## Supplied information

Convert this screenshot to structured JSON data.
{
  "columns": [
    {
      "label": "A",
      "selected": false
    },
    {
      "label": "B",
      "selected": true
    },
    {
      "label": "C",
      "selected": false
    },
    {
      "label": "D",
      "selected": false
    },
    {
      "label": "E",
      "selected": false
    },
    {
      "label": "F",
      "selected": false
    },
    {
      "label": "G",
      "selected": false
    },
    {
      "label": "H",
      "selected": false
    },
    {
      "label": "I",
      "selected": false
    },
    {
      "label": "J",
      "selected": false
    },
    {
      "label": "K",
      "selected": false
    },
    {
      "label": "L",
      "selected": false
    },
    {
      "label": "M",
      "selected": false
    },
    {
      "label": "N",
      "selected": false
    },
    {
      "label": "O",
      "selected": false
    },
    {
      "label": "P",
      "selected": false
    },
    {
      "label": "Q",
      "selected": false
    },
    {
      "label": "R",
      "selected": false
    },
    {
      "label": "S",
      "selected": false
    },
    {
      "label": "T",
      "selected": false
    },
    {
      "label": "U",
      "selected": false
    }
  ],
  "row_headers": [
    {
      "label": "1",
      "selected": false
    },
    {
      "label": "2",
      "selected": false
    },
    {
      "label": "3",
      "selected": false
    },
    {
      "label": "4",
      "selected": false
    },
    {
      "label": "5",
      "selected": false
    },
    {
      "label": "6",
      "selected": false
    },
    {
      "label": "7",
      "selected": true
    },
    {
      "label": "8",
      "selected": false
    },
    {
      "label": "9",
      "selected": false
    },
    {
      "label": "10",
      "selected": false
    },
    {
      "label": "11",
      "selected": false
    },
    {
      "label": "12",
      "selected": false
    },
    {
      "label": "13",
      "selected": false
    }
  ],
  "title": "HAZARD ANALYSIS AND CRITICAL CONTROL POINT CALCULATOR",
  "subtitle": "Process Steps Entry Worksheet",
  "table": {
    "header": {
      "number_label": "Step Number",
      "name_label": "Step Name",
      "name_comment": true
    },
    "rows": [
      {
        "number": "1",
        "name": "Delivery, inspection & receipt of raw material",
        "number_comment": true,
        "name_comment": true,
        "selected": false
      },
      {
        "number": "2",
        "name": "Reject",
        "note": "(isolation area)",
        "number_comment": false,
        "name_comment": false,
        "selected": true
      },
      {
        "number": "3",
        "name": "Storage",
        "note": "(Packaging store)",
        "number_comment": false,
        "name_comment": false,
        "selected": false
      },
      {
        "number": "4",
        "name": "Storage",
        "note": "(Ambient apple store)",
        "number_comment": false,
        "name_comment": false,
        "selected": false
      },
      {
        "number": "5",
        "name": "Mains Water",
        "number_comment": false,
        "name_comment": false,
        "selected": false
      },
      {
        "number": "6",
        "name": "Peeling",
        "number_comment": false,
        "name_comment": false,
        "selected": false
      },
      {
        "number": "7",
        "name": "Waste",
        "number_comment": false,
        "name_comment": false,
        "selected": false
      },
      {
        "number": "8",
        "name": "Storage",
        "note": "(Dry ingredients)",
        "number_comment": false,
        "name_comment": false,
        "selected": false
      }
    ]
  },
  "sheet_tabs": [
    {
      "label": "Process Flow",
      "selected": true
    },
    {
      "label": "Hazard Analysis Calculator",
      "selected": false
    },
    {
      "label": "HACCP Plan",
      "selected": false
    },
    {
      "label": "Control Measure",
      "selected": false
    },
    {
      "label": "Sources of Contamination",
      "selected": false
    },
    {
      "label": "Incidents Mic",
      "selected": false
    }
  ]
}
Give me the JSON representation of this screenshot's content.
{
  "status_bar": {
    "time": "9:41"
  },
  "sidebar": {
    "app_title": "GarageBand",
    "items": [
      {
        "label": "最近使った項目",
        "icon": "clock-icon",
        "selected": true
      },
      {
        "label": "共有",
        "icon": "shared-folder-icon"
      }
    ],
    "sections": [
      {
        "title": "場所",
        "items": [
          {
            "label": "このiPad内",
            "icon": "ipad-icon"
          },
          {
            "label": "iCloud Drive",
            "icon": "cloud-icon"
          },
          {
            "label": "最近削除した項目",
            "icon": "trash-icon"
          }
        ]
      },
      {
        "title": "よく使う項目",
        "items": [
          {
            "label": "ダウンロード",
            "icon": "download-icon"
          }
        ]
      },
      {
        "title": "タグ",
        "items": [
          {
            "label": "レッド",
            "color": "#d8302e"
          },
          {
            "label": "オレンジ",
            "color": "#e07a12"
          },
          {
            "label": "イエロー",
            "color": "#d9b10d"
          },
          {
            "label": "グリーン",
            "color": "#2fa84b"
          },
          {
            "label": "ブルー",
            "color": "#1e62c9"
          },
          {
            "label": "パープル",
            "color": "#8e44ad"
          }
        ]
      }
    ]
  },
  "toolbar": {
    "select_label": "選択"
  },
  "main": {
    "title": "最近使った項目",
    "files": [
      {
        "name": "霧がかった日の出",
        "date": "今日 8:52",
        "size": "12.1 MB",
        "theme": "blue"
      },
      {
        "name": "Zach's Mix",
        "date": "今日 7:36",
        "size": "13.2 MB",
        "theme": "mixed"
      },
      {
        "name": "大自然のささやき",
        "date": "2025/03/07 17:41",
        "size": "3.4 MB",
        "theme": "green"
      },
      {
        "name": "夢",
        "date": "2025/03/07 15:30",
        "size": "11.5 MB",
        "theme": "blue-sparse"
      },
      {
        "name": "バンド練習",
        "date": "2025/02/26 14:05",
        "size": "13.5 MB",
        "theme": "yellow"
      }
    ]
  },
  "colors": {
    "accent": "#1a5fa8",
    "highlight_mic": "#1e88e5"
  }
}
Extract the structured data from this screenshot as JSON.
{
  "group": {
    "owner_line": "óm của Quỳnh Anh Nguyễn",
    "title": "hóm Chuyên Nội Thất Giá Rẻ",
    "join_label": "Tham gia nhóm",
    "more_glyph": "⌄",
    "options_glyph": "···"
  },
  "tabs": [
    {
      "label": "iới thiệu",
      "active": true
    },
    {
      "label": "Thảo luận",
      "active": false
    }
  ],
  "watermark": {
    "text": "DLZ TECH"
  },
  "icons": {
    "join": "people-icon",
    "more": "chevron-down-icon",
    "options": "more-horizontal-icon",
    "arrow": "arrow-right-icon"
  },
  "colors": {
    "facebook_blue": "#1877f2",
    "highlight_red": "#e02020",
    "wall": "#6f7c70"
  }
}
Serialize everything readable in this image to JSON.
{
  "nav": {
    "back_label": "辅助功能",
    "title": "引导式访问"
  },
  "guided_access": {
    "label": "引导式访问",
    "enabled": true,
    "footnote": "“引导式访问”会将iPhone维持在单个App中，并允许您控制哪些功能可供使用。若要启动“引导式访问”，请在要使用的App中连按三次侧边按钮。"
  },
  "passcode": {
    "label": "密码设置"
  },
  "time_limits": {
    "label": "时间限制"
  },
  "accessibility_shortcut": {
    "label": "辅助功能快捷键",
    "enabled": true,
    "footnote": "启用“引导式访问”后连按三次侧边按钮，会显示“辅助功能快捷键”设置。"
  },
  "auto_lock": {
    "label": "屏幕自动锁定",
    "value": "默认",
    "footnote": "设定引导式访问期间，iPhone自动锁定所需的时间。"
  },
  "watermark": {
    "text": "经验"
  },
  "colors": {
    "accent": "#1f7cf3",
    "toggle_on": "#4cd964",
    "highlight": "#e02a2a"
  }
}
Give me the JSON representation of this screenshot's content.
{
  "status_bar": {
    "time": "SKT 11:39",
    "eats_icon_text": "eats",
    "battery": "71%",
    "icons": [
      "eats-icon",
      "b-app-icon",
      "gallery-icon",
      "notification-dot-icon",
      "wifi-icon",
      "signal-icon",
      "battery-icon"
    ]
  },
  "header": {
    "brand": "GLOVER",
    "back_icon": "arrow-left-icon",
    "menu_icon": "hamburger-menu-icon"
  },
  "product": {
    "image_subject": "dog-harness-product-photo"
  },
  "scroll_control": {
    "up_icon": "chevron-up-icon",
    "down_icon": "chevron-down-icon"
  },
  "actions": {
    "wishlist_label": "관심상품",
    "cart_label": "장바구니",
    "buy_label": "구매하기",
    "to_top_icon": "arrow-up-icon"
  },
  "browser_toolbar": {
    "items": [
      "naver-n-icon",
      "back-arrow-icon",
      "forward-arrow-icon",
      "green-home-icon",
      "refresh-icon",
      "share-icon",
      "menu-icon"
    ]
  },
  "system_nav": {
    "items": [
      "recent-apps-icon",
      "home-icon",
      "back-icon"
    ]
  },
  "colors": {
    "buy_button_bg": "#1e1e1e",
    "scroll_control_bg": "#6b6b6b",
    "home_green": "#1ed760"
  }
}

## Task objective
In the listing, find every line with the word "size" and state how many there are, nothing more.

## Response area
5